Welcome back to Valuable Lessons! The Modern PTQ season is finally here. Today, we’ll be talking about an exciting new Modern deck. The format has become stable enough for us to make a deck that attacks the metagame.

Over the last week, I’ve seen a lot of players doing very well on Magic Online with Modern White Weenie variants. I had most of the cards necessary to build the deck, so I figured I would try my hand in a couple Daily Events.

Initially, I started with a mono-white version of the deck. Let’s start by discussing the core of Modern White Weenie:

And 3-4 Thalia, Guardian of Thraben.

This is the core of the strategy. This combination of cards gives us an aggressive strategy with a lot of hoops for our opponent to jump through.

Leonin Arbiter makes our Path to Exile into the best removal spell ever and turns our Ghost Quarter into Strip Mine. The effect is particularly strong with Aether Vial. We can Vial in our Arbiter when our opponent goes to sacrifice a fetchland, activates Expedition Map, casts Gifts Ungiven, etc.

Path to Exile may be the best card in Modern right now. It’s a strong card against anything with creatures, and it gets a lot better when we have Leonin Arbiter.

Thalia, Guardian of Thraben makes our deck a nightmare for a lot of the combo decks. Just in general, the format is pretty soft to Thalia. Our opponent will always have to spend at least two mana to get her off the table, often more, and it puts a tight squeeze on people in the meantime so we can beat down with some efficient creatures.

Blade Splicer is great on offense and defense. It’s obviously very good against other creature decks, but it’s fine everywhere else as 4 power for three mana. The card gets a lot better when it’s featured alongside Flickerwisp and Restoration Angel.

Flickerwisp has a lot of applications in Modern: We can use it to blink Blade Spicer for an extra token. We can exile one of our lands to leave open Path to Exile mana on the opponent’s turn. We can get a blocker out of the way. We can interact with storage lands and creatures that get +1/+1 counters. Things get really interesting when we have Flickerwisp alonside Aether Vial. With Vial on 3, we can deny our opponent one of their lands on a key turn. We can break up combos like Pyromancer Ascension or Splinter Twin by exiling the key permanent. We can save our creatures from opposing removal.

Restoration Angel is another tremendously powerful card. It combos very nicely with Blade Splicer and Flickerwisp while making our deck more resilient to removal and giving us a better control matchup.

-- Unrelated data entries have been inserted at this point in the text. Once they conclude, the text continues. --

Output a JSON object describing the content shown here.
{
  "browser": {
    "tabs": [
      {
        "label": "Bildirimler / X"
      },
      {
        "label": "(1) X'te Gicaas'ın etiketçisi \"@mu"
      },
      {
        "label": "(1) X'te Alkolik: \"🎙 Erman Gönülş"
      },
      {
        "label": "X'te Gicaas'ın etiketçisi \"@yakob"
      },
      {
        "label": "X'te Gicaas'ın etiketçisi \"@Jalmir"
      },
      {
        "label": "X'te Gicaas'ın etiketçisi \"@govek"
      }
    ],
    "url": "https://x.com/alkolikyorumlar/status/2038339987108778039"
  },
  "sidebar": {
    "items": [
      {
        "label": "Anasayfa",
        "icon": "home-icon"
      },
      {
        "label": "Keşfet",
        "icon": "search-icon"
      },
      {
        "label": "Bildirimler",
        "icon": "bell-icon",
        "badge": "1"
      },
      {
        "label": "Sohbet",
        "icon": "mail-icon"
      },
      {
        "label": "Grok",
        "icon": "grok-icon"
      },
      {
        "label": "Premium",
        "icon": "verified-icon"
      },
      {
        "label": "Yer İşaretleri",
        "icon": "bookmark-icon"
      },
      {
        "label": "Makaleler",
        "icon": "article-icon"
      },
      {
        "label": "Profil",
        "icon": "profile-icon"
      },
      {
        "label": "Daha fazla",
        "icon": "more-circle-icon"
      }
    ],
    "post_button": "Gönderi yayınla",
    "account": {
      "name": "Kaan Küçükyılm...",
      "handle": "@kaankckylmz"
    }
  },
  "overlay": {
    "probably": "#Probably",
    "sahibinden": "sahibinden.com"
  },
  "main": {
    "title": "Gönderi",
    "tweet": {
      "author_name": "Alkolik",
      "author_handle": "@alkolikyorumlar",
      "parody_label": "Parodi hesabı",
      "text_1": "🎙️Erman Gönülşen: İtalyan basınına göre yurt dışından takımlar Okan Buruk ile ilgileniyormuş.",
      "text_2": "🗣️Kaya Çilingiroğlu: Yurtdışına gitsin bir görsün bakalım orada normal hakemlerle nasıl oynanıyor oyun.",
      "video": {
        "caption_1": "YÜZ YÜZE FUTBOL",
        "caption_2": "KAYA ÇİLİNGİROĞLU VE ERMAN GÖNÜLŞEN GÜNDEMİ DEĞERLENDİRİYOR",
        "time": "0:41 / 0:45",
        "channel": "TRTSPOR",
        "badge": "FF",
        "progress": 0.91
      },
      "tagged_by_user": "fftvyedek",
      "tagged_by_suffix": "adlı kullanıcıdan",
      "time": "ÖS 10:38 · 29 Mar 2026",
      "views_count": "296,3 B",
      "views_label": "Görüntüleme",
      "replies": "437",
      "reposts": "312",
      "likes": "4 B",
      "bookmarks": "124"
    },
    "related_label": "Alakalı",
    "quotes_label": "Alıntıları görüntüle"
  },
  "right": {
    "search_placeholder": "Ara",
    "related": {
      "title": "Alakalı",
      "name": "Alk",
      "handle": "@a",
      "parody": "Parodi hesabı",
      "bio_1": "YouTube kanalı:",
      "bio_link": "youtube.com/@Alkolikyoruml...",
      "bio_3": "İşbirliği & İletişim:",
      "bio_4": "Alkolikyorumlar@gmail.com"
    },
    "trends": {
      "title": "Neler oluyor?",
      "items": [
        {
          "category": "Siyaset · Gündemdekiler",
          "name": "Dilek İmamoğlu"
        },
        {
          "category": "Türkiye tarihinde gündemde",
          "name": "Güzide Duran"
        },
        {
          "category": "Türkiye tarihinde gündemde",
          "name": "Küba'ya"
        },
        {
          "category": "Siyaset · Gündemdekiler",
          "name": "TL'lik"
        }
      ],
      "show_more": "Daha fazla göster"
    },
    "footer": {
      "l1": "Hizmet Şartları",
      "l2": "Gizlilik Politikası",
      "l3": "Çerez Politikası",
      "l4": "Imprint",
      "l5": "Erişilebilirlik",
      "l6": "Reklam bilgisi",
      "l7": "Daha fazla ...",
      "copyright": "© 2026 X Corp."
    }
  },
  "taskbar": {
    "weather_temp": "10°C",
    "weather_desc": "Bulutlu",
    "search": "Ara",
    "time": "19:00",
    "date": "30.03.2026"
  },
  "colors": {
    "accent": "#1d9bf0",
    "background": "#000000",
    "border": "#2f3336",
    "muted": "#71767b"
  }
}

Ghost Quarter is a necessary piece to this puzzle. This card is great on its own as an effective answer to Tron pieces, Celestial Colonnade, and any other problematic lands we might run into. When combined with Leonin Arbiter, this becomes a card that’s far above the curve in terms of power level.

I had the base of my deck. Initially, I decided that I could try a mono-white version of the deck. This is what I came up with:

Modern White Weenie
by Jacob Van Lunen

Spirit of the Labyrinth proved to be reasonably strong right away. I had many opponents cast Serum Visions, Spreading Seas, and other cantrips before realizing that they wouldn’t be drawing an extra card. The card also combos nicely with Mikokoro, Center of the Sea. My friend, Ashok Gandhi Chitturi, suggested Mikokoro as a card that normally does well alongside Aether Vial and pointed out how it comboed with Spirit of the Labyrinth. With Spirit of the Labyrinth in play, we can activate Mikokoro on our opponent’s turn and draw a free card without giving them the same luxury. This has proven to be a very powerful tactic on Magic Online; But in real life, it’s likely to give our opponents a lot of game losses for drawing extra cards. Let’s act like reasonable humans and explain Spirit of the Labyrinth when we cast it, let’s not bait our opponents into drawing the extra cards by saying things like, “both draw,” when we activate our Mikokoro. If they happen to draw an extra card anyway, and a lot of them will, then we can call a judge and get our free game win.

Mangara of Corondor gives this deck another way to pick apart the opponent’s board, attacking key permanents. The card combos with Restoration Angel and Flickerwisp when we have a Vial on three. We can activate Mangara of Corondor, flicker it, and exile our opponent’s permanent and still have another Mangara for the next turn. This can be especially strong when our draw involves Leonin Arbiter. We can often engineer a gamestate where our opponent has no actual mana producing lands in play.

Reveillark may seem a bit expensive here, but the deck needed more of a top end and this seemed like the best available five-drop, especially with Flickerwisp and Restoration Angel available for shenanigans.

The deck seemed very strong, I found myself having a lot of trouble against Cranial Plating, though, and I felt like the deck could be a lot more powerful if we played a second color.

Qasali Pridemage is the missing necessary two-drop for this deck. The ability to kill opposing Cranial Plating, Oblivion Stone, etc is extremely important here.

Reveillark was reasonable, but I often found myself in situations where I had nothing to return after Anger of the Gods. Thragtusk is a tremendously powerful card, especially when our deck has Flickerwisp and Restoration Angel. If you’re unfamiliar with the Thragtusk/Flicker interaction then take a second to read Thragtusk. Yep, it actually does that.

The deck had some trouble against Jund. Thragtusk would certainly help, but I wanted a card in my sideboard that could be brought in against Jund and decks with countermagic/burn spells. These seemed to be the places where I had too many cards to take out of my deck and not enough cards to bring in. Loxodon Smiter seemed like the perfect choice. Against Jund, it can be cast off Liliana’s +1, it dodges Lightning Bolt and Anger of the Gods, and it can fearlessly attack into Courser of Kruphix. Against the control decks it can’t be countered, Bolted, helixed, or Angered off the table, and it presents a very quick clock with four power.

Here’s what the deck looks like now:

Modern Death and Taxes
by Jacob Van Lunen

Before you bash the Temple of Plenty, I really like using it as a Flickerwisp target when we’re developing. The deck has enough redundancy/bullets that the scry is pretty relevant.

It may seem odd that I’m playing such excessive red hate in my sideboard, but Burrenton Forge-Tender is a legitimate card for the matchups that have Anger of the Gods after sideboard against me. Kor Firewalker has proven to be the best card against the burn and red/blue Delver lists. Burn makes up a huge part of the Modern metagame because it’s cheap and easy to play. A lot of people like rolling the dice with red spells and I like punishing those people and never losing with a few copies of Kor Firewalker.

Next week, we’ll continue our exploration of hateful white strategies in Modern. We’ll discuss sideboarding plans and experiment with different builds. Stay tuned!